Dispatch the War Department
by Becky Akers
However small or large a government you consider ideal, whether you’re left, right or center, you probably agree that the military is indispensable and legitimate. You may quibble about its size and purpose (defensive versus policing the world), but almost no one wonders whether we need an army.
It’s time we did.
Questioning the military’s necessity puts us in good company, specifically that of the Founders. Many of them vehemently opposed a “standing” army (i.e. one that is professionally, permanently established and remains intact rather than disbanding after beating off an attack. That definition encompasses cops as well: the Founders would never have drawn the artificial distinction we do between a force that fights overseas and one that wars on its own citizens. Indeed, the Redcoats patrolling Boston in the 1760′s and ’70′s fulfilled the functions of modern police).
So Elbridge Gerry of Massachusetts articulated popular wisdom when he damned standing armies as “the bane of liberty” during Congressional debate in 1789. The heroic Patrick Henry, too, denounced bellicose professionals because they “execute the execrable commands of tyranny.”

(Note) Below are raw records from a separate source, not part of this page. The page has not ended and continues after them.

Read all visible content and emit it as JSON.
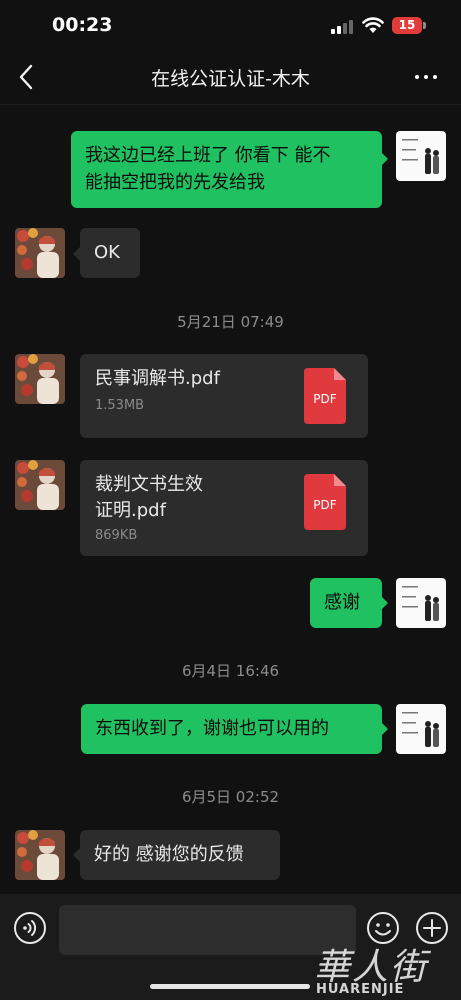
{
  "status_bar": {
    "time": "00:23",
    "battery": "15"
  },
  "header": {
    "title": "在线公证认证-木木"
  },
  "messages": {
    "m1": {
      "text_line1": "我这边已经上班了 你看下 能不",
      "text_line2": "能抽空把我的先发给我"
    },
    "m2": {
      "text": "OK"
    },
    "ts1": "5月21日 07:49",
    "file1": {
      "name": "民事调解书.pdf",
      "size": "1.53MB",
      "icon_label": "PDF"
    },
    "file2": {
      "name_line1": "裁判文书生效",
      "name_line2": "证明.pdf",
      "size": "869KB",
      "icon_label": "PDF"
    },
    "m3": {
      "text": "感谢"
    },
    "ts2": "6月4日 16:46",
    "m4": {
      "text": "东西收到了，谢谢也可以用的"
    },
    "ts3": "6月5日 02:52",
    "m5": {
      "text": "好的 感谢您的反馈"
    }
  },
  "watermark": {
    "cn": "華人街",
    "en": "HUARENJIE"
  },
  "colors": {
    "accent": "#20c160",
    "pdf": "#e0393e",
    "bg": "#111111"
  },
  "icons": [
    "back-icon",
    "more-icon",
    "voice-icon",
    "emoji-icon",
    "plus-icon",
    "pdf-icon"
  ]
}
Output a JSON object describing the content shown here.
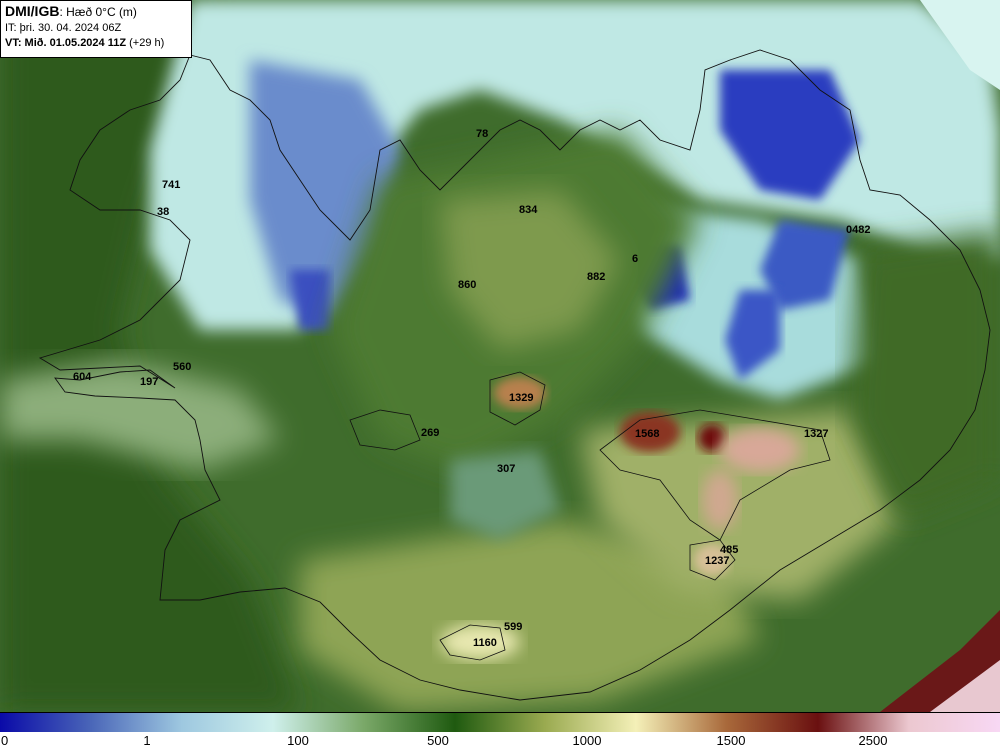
{
  "header": {
    "source": "DMI/IGB",
    "variable": ": Hæð 0°C (m)",
    "initial_time": "IT: þri. 30. 04. 2024 06Z",
    "valid_prefix": "VT: Mið. 01.05.2024 11Z",
    "valid_suffix": " (+29 h)"
  },
  "colorbar": {
    "unit": "m",
    "ticks": [
      "0",
      "1",
      "100",
      "500",
      "1000",
      "1500",
      "2500"
    ],
    "stops": [
      "#0a0aa8",
      "#4a66b8",
      "#9ec8e0",
      "#cff0ec",
      "#7aa868",
      "#1f5a10",
      "#9aaa50",
      "#f4f0b8",
      "#a8683a",
      "#6a1010",
      "#ecc8d0",
      "#f8d8f4"
    ]
  },
  "map_labels": [
    {
      "text": "78"
    },
    {
      "text": "741"
    },
    {
      "text": "38"
    },
    {
      "text": "834"
    },
    {
      "text": "882"
    },
    {
      "text": "860"
    },
    {
      "text": "0482"
    },
    {
      "text": "604"
    },
    {
      "text": "197"
    },
    {
      "text": "560"
    },
    {
      "text": "1329"
    },
    {
      "text": "269"
    },
    {
      "text": "1568"
    },
    {
      "text": "1327"
    },
    {
      "text": "307"
    },
    {
      "text": "485"
    },
    {
      "text": "1237"
    },
    {
      "text": "599"
    },
    {
      "text": "1160"
    },
    {
      "text": "6"
    }
  ]
}
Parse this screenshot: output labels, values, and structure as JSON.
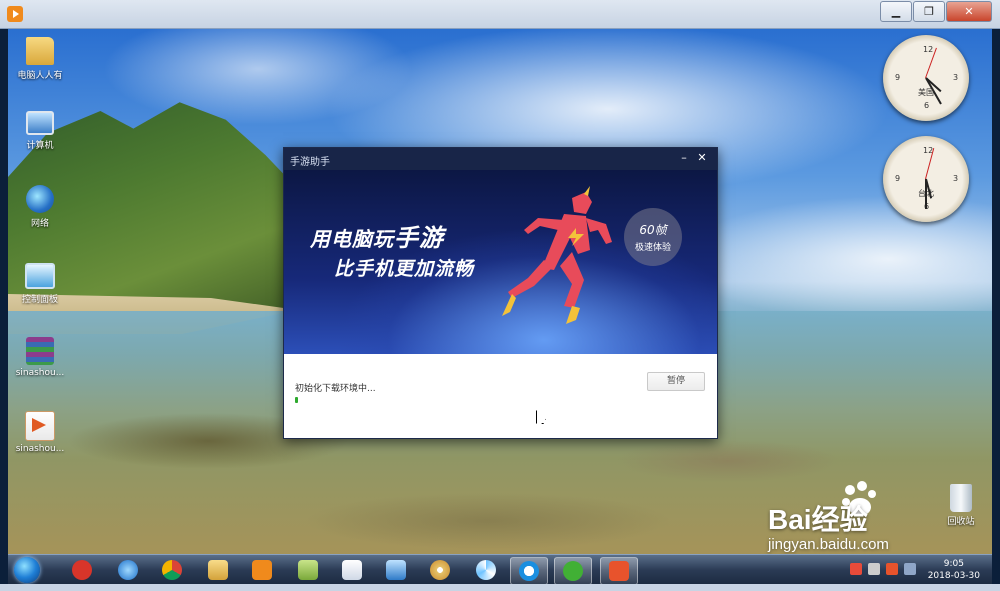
{
  "window": {
    "app_icon": "video-player-icon",
    "controls": [
      "minimize",
      "maximize",
      "close"
    ]
  },
  "desktop": {
    "icons": [
      {
        "label": "电脑人人有",
        "icon": "folder-user-icon"
      },
      {
        "label": "计算机",
        "icon": "computer-icon"
      },
      {
        "label": "网络",
        "icon": "network-globe-icon"
      },
      {
        "label": "控制面板",
        "icon": "control-panel-icon"
      },
      {
        "label": "sinashou...",
        "icon": "winrar-archive-icon"
      },
      {
        "label": "sinashou...",
        "icon": "installer-package-icon"
      }
    ],
    "clocks": [
      {
        "label": "美国",
        "hour": 4,
        "minute": 25
      },
      {
        "label": "台北",
        "hour": 5,
        "minute": 30
      }
    ],
    "recycle_bin": {
      "label": "回收站"
    }
  },
  "dialog": {
    "title": "手游助手",
    "banner": {
      "line1_a": "用电脑玩",
      "line1_b": "手游",
      "line2": "比手机更加流畅",
      "badge_top": "60帧",
      "badge_bottom": "极速体验"
    },
    "status_text": "初始化下载环境中...",
    "pause_label": "暂停",
    "progress": 0.02,
    "colors": {
      "title_bar": "#182548",
      "progress": "#2eaa2e",
      "runner": "#e84b5a"
    }
  },
  "watermark": {
    "brand": "Bai经验",
    "url": "jingyan.baidu.com"
  },
  "taskbar": {
    "items": [
      "start-orb",
      "jiang-app-icon",
      "internet-explorer-icon",
      "chrome-icon",
      "file-explorer-icon",
      "media-player-icon",
      "folder-icon",
      "document-icon",
      "remote-desktop-icon",
      "paint-icon",
      "pinwheel-app-icon",
      "browser-app-icon",
      "wechat-icon",
      "game-assistant-icon"
    ],
    "time": "9:05",
    "date": "2018-03-30"
  }
}
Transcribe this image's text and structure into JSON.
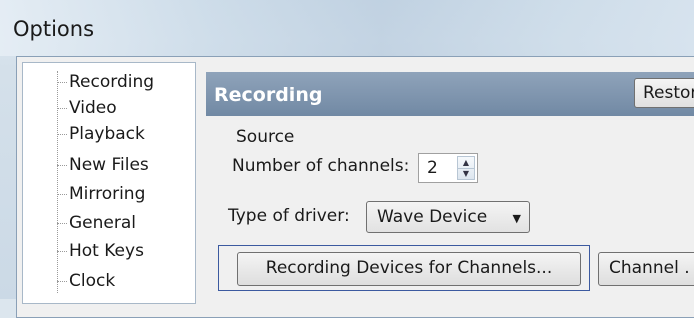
{
  "window": {
    "title": "Options"
  },
  "tree": {
    "items": [
      {
        "label": "Recording"
      },
      {
        "label": "Video"
      },
      {
        "label": "Playback"
      },
      {
        "label": "New Files"
      },
      {
        "label": "Mirroring"
      },
      {
        "label": "General"
      },
      {
        "label": "Hot Keys"
      },
      {
        "label": "Clock"
      }
    ]
  },
  "panel": {
    "title": "Recording",
    "restore_label": "Restor",
    "source_label": "Source",
    "channels": {
      "label": "Number of channels:",
      "value": "2"
    },
    "driver": {
      "label": "Type of driver:",
      "value": "Wave Device"
    },
    "recording_devices_label": "Recording Devices for Channels...",
    "channel_label": "Channel ."
  },
  "icons": {
    "spin_up": "chevron-up-icon",
    "spin_down": "chevron-down-icon",
    "dropdown": "dropdown-arrow-icon"
  },
  "colors": {
    "header_bg": "#7a90a9",
    "focus_border": "#3c5aa0"
  }
}
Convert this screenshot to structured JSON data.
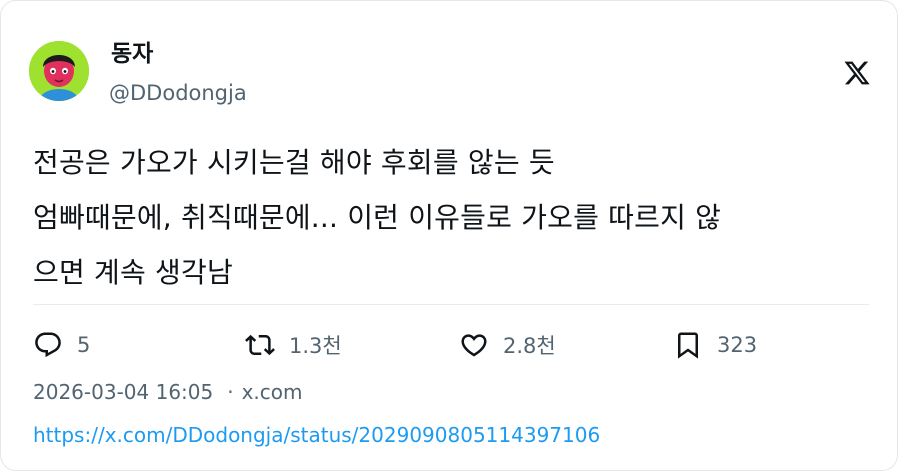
{
  "author": {
    "display_name": "동자",
    "handle": "@DDodongja",
    "avatar_icon": "avatar-icon"
  },
  "platform_icon": "x-logo-icon",
  "tweet": {
    "lines": [
      "전공은 가오가 시키는걸 해야 후회를 않는 듯",
      "엄빠때문에, 취직때문에... 이런 이유들로 가오를 따르지 않",
      "으면 계속 생각남"
    ]
  },
  "actions": {
    "reply": {
      "icon": "reply-icon",
      "count": "5"
    },
    "retweet": {
      "icon": "retweet-icon",
      "count": "1.3천"
    },
    "like": {
      "icon": "heart-icon",
      "count": "2.8천"
    },
    "bookmark": {
      "icon": "bookmark-icon",
      "count": "323"
    }
  },
  "meta": {
    "timestamp": "2026-03-04 16:05",
    "separator": "·",
    "source": "x.com"
  },
  "url": "https://x.com/DDodongja/status/2029090805114397106",
  "colors": {
    "text": "#0f1419",
    "secondary": "#536471",
    "link": "#1d9bf0",
    "avatar_bg": "#9fe12f"
  }
}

Even James Madison, among the most Federalistic of the Founders, listed the horrors that “proceed” from armies: “debts and taxes; … [which] are the known instruments for bringing the many under the domination of the few.” At the Constitutional Convention, he cautioned, “A standing military force, with an overgrown Executive, will not long be safe companions to liberty. The means of defence against foreign danger have been always the instruments of tyranny at home. Among the Romans it was a standing maxim to excite a war, whenever a revolt was apprehended. Throughout all Europe, the armies kept up under the pretext of defending, have enslaved, the people.”
Despite these warnings, the Constitution assumes that the Feds will maintain not only an Army but a Navy, too. Why? Perhaps partly because of a debate then ongoing – and one that still rages among historians and military buffs: could the militia, which simply means armed citizens as opposed to professional soldiers, have prevailed against the British Army by itself? After all, Patriot militia won several battles, including the essential one at Saratoga. Or was the United States’ victory in the Revolution impossible without the professional, full-time Continental Army?